But Celtic would have dispatched them with aplomb both home and away.
Which brings us to the group stages where the Ibrox club had the incredible good fortune to be drawn against three clubs undergoing internal crises; you couldn’t make this up. The 2-2 draw in Spain was actually a very good score-line, achieved after Villarreal had dropped eight members of the first team squad for the match; they were languishing in the bottom half of La Liga.
This was followed up by the 3-1 win at home against Rapid Vienna; that, too, was a half decent result and only a fool would attempt to deny it. But after two games what was Gerrard’s record in the groups? A win and a draw. A 50% ratio, as per the qualifiers.
But then it all went wrong; Spartak Moscow drew with them and beat them. Gerrard’s record in the groups after four games gave him a win ratio of a mere 25%. Villarreal drew with them at Ibrox – proof that they are the worst Spanish side a Scottish team has faced in yonks – before Rapid Vienna delivered the killing blow on their home turf.
Gerrard had won one game in six. Over the course of twelve games in Europe he had won four of them – a win ratio of just over 33%. He never won more than one at a time; there was never two wins in a row. The so-called “great run in Europe” was characterised by rank rotten football, a big chunk of luck and a whole lot of media hype.
I cannot imagine them being nearly as fortuitous in the next campaign; if they continue with that kind of form they’ll be out before the Group Stages and then woe betide the bean counters over there, as they’re going to have to plug one Hell of a hole.
Gannon doesn’t want to see any of that; nobody does. So his answer is to write nonsense about how things at Celtic Park are equally strange, even as we’re marching towards eight in a row and another mammoth achievement for the history books.
“Celtic were there for the taking this season,” Gannon writes, which is partly right except that it would have meant us facing a competitor who was capable of exploiting some of our temporary weaknesses and that was never the case at any point.
No manager who can’t get past a 50%-win ratio is going to take a title away from us, and Gerrard has been stuck at around that figure since the day and hour he took the job.
I’ve highlighted it at every stage in the campaign.
Gerrard has 52 games as manager under his belt; he has won 26 of them with 18 draws and 8 defeats; that’s a flat 50% spread over domestic and European matches.
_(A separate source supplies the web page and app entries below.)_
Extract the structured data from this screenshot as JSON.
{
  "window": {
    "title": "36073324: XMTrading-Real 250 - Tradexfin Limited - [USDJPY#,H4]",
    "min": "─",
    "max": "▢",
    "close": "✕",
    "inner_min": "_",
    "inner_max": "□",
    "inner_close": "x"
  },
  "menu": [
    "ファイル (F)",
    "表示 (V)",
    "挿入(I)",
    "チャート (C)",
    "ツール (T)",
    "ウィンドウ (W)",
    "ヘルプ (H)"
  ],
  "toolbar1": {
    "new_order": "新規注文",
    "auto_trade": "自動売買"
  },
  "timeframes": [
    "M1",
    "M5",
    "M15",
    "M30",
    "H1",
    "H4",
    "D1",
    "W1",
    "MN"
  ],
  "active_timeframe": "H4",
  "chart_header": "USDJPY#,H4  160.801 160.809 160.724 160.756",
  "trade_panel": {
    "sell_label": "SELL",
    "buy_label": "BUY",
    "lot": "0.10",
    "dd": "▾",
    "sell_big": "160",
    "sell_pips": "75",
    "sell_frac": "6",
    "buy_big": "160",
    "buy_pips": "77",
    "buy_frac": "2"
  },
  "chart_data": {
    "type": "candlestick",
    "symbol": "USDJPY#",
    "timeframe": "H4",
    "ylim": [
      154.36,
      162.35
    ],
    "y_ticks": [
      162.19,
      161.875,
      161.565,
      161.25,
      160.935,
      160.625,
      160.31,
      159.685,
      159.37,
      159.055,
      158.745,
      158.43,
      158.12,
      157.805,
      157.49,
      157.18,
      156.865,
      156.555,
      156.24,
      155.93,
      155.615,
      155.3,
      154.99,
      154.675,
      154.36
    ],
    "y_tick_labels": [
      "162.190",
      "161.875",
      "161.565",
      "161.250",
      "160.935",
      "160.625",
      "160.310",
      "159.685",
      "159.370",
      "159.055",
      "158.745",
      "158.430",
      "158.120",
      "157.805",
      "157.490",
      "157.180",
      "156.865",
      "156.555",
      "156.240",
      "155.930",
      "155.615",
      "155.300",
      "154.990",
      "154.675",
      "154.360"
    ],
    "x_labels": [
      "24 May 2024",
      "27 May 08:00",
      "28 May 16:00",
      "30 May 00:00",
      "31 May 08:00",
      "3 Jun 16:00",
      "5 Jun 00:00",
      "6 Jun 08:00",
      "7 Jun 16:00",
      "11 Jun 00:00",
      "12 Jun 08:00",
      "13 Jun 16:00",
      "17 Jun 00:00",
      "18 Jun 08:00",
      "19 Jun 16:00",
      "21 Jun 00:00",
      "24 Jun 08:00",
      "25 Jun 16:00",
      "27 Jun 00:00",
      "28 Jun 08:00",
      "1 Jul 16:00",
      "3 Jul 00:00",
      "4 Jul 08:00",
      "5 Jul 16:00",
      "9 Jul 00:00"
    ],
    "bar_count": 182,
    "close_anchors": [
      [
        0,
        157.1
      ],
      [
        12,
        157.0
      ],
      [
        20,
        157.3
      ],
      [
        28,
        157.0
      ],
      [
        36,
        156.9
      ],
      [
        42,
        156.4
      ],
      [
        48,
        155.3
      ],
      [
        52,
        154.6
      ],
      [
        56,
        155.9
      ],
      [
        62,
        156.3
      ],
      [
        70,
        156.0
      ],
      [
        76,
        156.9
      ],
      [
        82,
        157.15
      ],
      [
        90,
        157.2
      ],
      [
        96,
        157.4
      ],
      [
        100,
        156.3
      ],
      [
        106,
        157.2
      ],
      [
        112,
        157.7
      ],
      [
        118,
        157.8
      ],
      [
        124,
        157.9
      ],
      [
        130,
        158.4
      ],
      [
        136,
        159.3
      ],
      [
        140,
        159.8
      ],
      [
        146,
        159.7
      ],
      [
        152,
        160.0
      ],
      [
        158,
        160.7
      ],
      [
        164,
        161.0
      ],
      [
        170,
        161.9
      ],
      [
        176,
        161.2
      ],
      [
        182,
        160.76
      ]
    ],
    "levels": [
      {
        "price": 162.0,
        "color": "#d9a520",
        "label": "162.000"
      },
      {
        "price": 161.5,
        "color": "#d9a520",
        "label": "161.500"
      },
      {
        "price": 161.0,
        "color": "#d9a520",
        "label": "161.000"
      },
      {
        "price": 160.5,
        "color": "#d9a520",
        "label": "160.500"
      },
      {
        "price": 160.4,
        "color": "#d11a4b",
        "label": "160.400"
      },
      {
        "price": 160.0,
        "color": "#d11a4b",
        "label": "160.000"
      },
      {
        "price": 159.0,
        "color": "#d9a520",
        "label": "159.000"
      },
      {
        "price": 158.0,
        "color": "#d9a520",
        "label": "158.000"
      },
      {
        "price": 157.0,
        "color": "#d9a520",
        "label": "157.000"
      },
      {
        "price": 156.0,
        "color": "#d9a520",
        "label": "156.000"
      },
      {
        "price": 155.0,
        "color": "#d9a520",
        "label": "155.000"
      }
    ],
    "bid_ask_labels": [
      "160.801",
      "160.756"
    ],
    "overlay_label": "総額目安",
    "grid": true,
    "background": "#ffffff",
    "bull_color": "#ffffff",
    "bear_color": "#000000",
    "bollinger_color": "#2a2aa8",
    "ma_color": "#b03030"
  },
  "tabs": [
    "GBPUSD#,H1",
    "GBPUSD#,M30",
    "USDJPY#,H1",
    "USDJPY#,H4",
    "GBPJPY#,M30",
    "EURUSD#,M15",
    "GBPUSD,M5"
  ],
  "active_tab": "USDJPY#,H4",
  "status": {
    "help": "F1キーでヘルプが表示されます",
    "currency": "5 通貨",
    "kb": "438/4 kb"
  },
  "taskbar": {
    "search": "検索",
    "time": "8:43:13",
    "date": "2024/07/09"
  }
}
What I find “bizarre” is that even with the writing so clearly on the wall denial is the prevailing mood when it comes to examing it.
Celtic’s situation will be resolved in the summer one way or another, after what we hope will be another incredible end to the season; as everyone at Ibrox scrambles just to keep the lights on, the next permanent appointee will have serious resources at his disposal on top of inheriting what is by far the best squad in the country.
What a bizarre state of affairs, eah?